For a week Henry K. Lunk received invitations to dinner, but he was not expert at feeding himself with his bad arm yet, and that soon played out.
Then the war ended and Mr. Tumult and Miss Shouting never came around at all except toward election day, and then they did not pay much attention to Henry. He was only one vote. He was only a battered-up ex-soldier in a faded uniform, and there were many other battered-up soldiers in faded uniforms.
The war being over, people grew tired of hearing of the war and of thinking of the war. About the best Henry K. Lunk could do was to sit on the bench in front of the Hotel and watch the other fellows play Ring-Toss or Duck-on-Davy. He got his pension and lived on that somehow, mainly by grafting his chewing tobacco from someone who could earn a living. He managed to live, but that was about all. He was moving around Jefferson Junction the last time I was there, some fifteen years ago, a sad-faced, useless, sick-of-life old man. He had done his share in one of the biggest things in the world, which is War, but he could not do his share in the other biggest thing -- the very biggest thing of all -- which is Peace.
The glad words that the presence of Mr. Tumult and Miss Shouting had put into the mouth of the mayor at the end of the meeting in Odd Fellows' Hall never came to anything real. Jefferson Junction did not feed and clothe and house Henry K. Lunk. Why? Because while a nation is at war and on the threshold of victory its men and women feel the greatest inspiration in helping the disabled man, but when the tumult and the shouting cease -- as Brother Kipling puts it -- and the war is completely over and the country has settled down to its normal work again, the country may not forget but the individual has his own cares and worries, joys and interests.
The country may, by pension or by insurance, give a small meed of support to the mutilated man but it can also give him the only thing you and I care a real hang for -- the chance to do our share in the work of the world. When I can't do some useful work I want to quit. If I ever have my arms and legs cut off I want somebody to make me a set of steel teeth and teach me to bite scallops in the edges of oak tabletops. I want to be doing something useful.
Every man and woman has this same feeling and he never knows how deep it is, and how necessary work is to happy life, until he can't work. To give the handicapped man a chance to do work is to give him the only opportunity for real happiness. Then he can look up at the sky every night and say, "I too, am doing my work in your world, O God!" That strikes me as being a lot better than looking up at the sky at eventide and saying, "I could not do a useful thing today, O Lord! but on the first of next month I'll get $19.64 pension money."
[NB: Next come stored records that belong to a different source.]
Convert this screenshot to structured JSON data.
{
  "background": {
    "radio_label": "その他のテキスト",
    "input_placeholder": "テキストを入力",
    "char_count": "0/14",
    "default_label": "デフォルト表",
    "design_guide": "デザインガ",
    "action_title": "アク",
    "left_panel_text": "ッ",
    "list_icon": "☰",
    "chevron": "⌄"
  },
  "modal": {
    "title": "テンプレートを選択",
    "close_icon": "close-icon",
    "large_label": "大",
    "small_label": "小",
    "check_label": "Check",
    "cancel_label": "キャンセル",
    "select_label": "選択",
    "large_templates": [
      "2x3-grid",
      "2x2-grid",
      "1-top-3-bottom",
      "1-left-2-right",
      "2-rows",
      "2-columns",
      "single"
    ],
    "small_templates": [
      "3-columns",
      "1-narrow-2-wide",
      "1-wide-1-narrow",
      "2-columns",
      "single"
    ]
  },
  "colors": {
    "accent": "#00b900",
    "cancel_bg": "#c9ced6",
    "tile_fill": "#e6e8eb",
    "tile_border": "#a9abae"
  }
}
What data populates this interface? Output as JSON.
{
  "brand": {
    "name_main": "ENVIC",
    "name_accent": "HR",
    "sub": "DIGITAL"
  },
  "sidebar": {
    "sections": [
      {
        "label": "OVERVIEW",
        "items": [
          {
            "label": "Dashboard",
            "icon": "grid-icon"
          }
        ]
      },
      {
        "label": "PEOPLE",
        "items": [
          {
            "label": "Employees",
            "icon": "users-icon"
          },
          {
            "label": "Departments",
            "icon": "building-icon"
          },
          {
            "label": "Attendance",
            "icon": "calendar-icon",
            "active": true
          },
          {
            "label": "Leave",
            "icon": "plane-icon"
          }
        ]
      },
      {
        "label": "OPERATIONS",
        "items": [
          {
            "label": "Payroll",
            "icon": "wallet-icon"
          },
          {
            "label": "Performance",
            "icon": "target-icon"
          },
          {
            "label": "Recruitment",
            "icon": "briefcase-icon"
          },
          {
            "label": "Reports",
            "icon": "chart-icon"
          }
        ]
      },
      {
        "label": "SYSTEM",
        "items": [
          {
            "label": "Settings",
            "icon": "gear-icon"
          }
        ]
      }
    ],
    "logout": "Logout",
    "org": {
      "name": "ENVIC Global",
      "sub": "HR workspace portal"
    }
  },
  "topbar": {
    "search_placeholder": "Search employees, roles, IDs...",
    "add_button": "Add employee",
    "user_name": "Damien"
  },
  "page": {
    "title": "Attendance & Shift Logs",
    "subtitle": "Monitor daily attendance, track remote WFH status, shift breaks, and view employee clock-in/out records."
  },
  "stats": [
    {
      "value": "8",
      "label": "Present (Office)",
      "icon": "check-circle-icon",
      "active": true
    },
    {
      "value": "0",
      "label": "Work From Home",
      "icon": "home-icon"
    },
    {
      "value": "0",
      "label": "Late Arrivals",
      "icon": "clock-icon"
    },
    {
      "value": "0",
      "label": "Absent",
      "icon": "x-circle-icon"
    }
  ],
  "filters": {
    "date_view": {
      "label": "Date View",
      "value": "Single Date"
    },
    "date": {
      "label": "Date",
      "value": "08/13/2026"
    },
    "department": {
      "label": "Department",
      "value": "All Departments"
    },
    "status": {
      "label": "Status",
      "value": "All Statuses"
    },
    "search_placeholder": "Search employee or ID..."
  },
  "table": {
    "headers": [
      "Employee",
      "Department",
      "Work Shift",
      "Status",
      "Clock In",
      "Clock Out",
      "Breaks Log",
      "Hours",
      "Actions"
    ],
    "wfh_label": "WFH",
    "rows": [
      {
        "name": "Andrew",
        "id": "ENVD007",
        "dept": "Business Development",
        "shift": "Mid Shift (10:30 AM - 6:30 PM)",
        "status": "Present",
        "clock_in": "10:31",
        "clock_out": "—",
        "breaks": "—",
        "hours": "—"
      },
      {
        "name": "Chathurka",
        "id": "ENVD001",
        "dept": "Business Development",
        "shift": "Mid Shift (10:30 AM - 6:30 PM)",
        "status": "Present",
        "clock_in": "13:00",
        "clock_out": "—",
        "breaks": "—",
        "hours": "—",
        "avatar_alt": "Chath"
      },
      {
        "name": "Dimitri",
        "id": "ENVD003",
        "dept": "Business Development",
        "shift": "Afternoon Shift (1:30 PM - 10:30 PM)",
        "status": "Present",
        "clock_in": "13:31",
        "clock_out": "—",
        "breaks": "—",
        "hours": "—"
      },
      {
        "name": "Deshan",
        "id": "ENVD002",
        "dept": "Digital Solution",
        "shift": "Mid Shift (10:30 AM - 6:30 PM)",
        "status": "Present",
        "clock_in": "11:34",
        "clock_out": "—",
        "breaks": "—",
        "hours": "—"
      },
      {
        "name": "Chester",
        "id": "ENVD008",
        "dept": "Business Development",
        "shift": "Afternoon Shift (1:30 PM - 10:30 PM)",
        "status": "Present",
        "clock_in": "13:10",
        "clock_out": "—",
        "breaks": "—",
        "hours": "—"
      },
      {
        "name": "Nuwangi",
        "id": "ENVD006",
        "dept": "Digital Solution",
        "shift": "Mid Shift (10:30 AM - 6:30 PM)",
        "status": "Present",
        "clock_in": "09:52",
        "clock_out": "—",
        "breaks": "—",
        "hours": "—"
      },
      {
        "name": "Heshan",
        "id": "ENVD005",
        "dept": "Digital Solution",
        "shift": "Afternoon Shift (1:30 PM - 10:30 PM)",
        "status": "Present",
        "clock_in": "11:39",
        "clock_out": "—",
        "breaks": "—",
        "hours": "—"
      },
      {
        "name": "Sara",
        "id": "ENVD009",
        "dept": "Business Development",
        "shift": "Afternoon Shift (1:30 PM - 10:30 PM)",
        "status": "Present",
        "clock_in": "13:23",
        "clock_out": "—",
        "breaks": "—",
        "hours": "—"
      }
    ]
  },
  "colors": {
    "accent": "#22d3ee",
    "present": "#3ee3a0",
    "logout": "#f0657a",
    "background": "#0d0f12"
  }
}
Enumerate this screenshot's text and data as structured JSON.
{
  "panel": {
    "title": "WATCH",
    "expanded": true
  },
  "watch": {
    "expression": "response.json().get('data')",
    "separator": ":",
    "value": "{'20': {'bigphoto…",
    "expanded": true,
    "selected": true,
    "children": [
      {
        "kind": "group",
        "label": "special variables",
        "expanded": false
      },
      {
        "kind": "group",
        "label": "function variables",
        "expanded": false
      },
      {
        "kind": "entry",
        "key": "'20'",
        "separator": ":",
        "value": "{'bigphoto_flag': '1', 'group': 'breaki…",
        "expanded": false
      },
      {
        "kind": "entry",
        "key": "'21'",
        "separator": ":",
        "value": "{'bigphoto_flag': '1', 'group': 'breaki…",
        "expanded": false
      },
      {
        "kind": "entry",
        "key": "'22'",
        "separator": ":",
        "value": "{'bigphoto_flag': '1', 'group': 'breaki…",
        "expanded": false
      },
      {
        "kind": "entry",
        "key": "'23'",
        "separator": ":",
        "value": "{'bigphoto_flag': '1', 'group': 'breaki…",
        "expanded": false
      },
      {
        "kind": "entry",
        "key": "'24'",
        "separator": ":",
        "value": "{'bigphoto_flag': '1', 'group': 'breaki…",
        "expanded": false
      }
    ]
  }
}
Don't try to think this thing out abstractly. Think of yourself and what you would like best if you lost all of one arm and half of another. You would like to be taught how to be independent by your own labor. You know you would.
The greatest thing in the world today, when this gigantic war has mutilated its thousands upon thousands, is to speed the good work of reconstructing these men. Reconstruction does not mean merely building a new arm that can work; it means reconstructing a life that has been wrenched from its old foundations and left shattered, and constructing in its place a new life of helpfulness, independence and solid self-respect. When it comes to selling Liberty Bonds Mr. Tumult and Miss Shouting are fine helpers, but when it comes to the returned soldier who can be educated to self-support and usefulness, the nation's libretto should say, "Exit Mr. Tumult and Miss Shouting; enter John J. Common sense."